_Website and app data records:_

^^^^^^^^^^^^^^^^

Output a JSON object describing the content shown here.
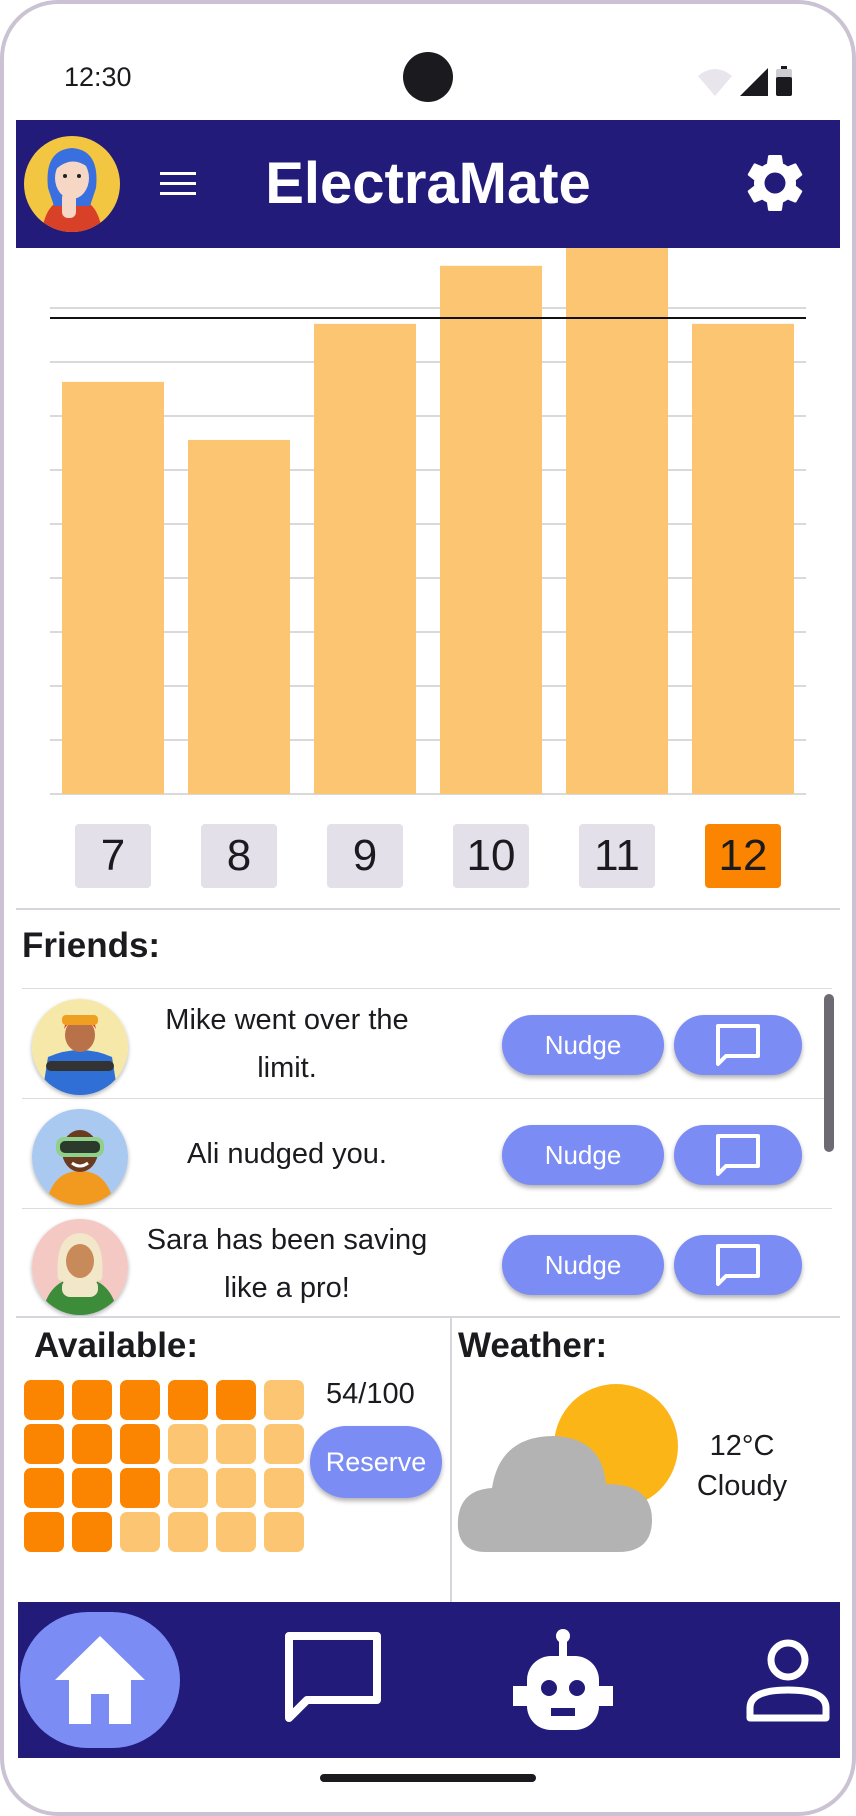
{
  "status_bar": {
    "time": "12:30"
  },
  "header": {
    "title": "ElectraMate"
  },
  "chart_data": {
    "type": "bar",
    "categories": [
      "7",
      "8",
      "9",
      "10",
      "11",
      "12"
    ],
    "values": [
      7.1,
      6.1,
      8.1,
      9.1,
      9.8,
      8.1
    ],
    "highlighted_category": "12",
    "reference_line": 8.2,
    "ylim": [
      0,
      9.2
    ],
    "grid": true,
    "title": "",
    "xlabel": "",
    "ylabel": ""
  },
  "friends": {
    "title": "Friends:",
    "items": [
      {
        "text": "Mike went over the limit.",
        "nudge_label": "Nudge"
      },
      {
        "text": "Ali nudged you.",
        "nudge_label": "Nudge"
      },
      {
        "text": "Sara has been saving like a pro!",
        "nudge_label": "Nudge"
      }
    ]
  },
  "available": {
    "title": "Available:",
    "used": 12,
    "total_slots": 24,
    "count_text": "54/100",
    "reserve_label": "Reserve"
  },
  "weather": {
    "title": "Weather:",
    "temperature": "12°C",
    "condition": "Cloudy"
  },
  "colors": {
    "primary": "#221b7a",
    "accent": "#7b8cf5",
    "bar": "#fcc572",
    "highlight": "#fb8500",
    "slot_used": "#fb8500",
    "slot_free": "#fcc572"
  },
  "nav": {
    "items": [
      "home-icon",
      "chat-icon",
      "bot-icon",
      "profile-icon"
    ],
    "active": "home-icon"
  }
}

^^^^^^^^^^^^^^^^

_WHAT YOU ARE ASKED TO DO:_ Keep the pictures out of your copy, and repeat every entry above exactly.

_EXERCISE RESPONSE:_
Output a JSON object describing the content shown here.
{
  "status_bar": {
    "time": "12:30"
  },
  "header": {
    "title": "ElectraMate"
  },
  "chart_data": {
    "type": "bar",
    "categories": [
      "7",
      "8",
      "9",
      "10",
      "11",
      "12"
    ],
    "values": [
      7.1,
      6.1,
      8.1,
      9.1,
      9.8,
      8.1
    ],
    "highlighted_category": "12",
    "reference_line": 8.2,
    "ylim": [
      0,
      9.2
    ],
    "grid": true,
    "title": "",
    "xlabel": "",
    "ylabel": ""
  },
  "friends": {
    "title": "Friends:",
    "items": [
      {
        "text": "Mike went over the limit.",
        "nudge_label": "Nudge"
      },
      {
        "text": "Ali nudged you.",
        "nudge_label": "Nudge"
      },
      {
        "text": "Sara has been saving like a pro!",
        "nudge_label": "Nudge"
      }
    ]
  },
  "available": {
    "title": "Available:",
    "used": 12,
    "total_slots": 24,
    "count_text": "54/100",
    "reserve_label": "Reserve"
  },
  "weather": {
    "title": "Weather:",
    "temperature": "12°C",
    "condition": "Cloudy"
  },
  "colors": {
    "primary": "#221b7a",
    "accent": "#7b8cf5",
    "bar": "#fcc572",
    "highlight": "#fb8500",
    "slot_used": "#fb8500",
    "slot_free": "#fcc572"
  },
  "nav": {
    "items": [
      "home-icon",
      "chat-icon",
      "bot-icon",
      "profile-icon"
    ],
    "active": "home-icon"
  }
}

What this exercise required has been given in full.